I was post-BODYPUMP and post-shower and in a big ole hurry to get dressed so I could meet my friend for a little shopping/girl-time. I threw on a long navy blue sweater and grabbed my skinny jeans. I put one foot in and tugged. And tugged. And tugged. I put the second foot in and pulled. And pulled. And thanked God I only have two legs. After what seemed like 10 minutes, my jeans were on.
I threw the pair off in disgust, swapping them for a more forgiving bootcut, and stomped down the stairs.
"I think my calves are too big for my skinny jeans," I lamented to Mark.
In his sassiest voice, he said, "Girl, there ain't nothing skinny about your legs."
And then I told him that we were seeing "Twilight" and not Oscar-worthy "Lincoln." I might have also told him that he was a jerk. (Note: He has assured me that he never meant to offend.)
I remember the day I was able to buy those Old Navy skinny jeans. It seemed like such a huge victory - not only did I like the size on the tag but I was wearing a style I never thought I could. I wore them every chance I got, feeling skinny and confident, until my pregnant belly could no longer squeeze into them.
It was a celebration-worthy event post-partum, as you can imagine, when I was able to pull them on again and wear them with my favorite J.Crew riding boots. It was as if I was back. The me I had worked so hard for.
You can imagine then the disappointment I felt on Saturday when it was apparent that they no longer fit the way I liked, and Mark's facetious comment stung. I tried to chock up the ill-fitting pants to swollen legs from a hot shower and hard workout but I knew, deep down, that I couldn't deny the fact that my legs are bigger. I've noticed it when I wear my cords, my calves straining the fabric. My riding boots don't seem as loose.
But I also can't deny that they are bigger, in part, because they are stronger.
Regular BODYPUMP classes, "extracurricular" strength workouts and high mileage from marathon training, left my legs lean (with the exception of extra skin and stubborn cellulite that serves as a reminder of my obese days). I can squat more than 45 pounds for an entire BP track. I can see my quads with a little flexing. I have a bit of definition between the hamstring and gluteus maximus. Oh, how I love that curve.
When I lost weight, I surprised everyone by getting rid of a rather, well, voluptuous bottom. I was looking in the mirror recently, and I noticed that it seems to have returned.
With a (bit of) vengeance. And, to be honest, I think I rather like.
I might not be as slender as I used to be pre-baby but I feel like I look healthier, fitter and stronger. I am not sure if I've ever felt prouder of the body - not only because of the way it looks but because I can see the fruits of my labor. And the results only motivate me to work harder. Become stronger.

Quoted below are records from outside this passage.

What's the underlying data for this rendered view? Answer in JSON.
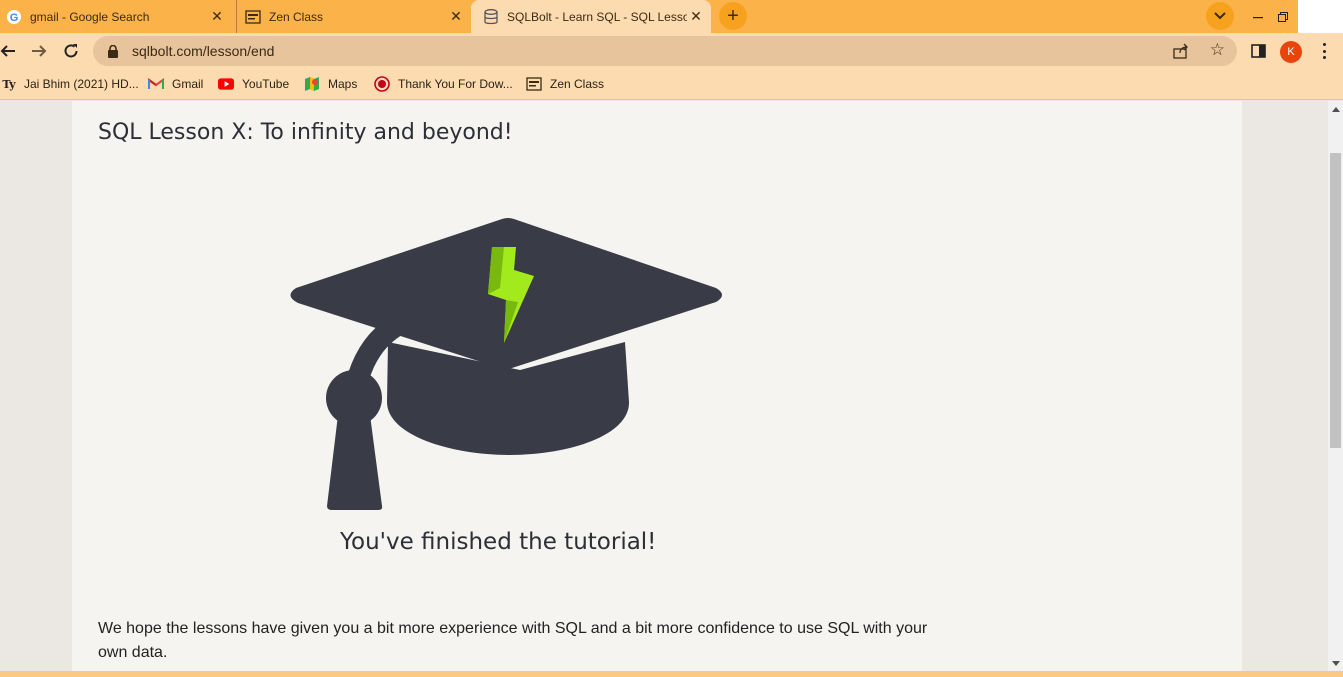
{
  "tabs": [
    {
      "title": "gmail - Google Search",
      "icon": "google-icon",
      "active": false
    },
    {
      "title": "Zen Class",
      "icon": "zen-class-icon",
      "active": false
    },
    {
      "title": "SQLBolt - Learn SQL - SQL Lesson",
      "icon": "database-icon",
      "active": true
    }
  ],
  "toolbar": {
    "url": "sqlbolt.com/lesson/end",
    "avatar_initial": "K"
  },
  "bookmarks": [
    {
      "label": "Jai Bhim (2021) HD...",
      "icon": "ty-icon"
    },
    {
      "label": "Gmail",
      "icon": "gmail-icon"
    },
    {
      "label": "YouTube",
      "icon": "youtube-icon"
    },
    {
      "label": "Maps",
      "icon": "maps-icon"
    },
    {
      "label": "Thank You For Dow...",
      "icon": "record-icon"
    },
    {
      "label": "Zen Class",
      "icon": "zen-class-icon"
    }
  ],
  "page": {
    "lesson_title": "SQL Lesson X: To infinity and beyond!",
    "finished_text": "You've finished the tutorial!",
    "body_text": "We hope the lessons have given you a bit more experience with SQL and a bit more confidence to use SQL with your own data."
  },
  "colors": {
    "tabstrip": "#fbb349",
    "toolbar": "#fddbb0",
    "cap": "#393c46",
    "bolt": "#99e01a"
  }
}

It might mean that I might have to abandon slim cut styles or wear a size bigger. It might mean my ego might get a bit deflated when shopping for clothes. It might mean that things will hug me differently than before.
I refuse to be self-conscious. No tantrums (from now on) will be thrown and tears will not be shed. Why? Because strong is the new sexy.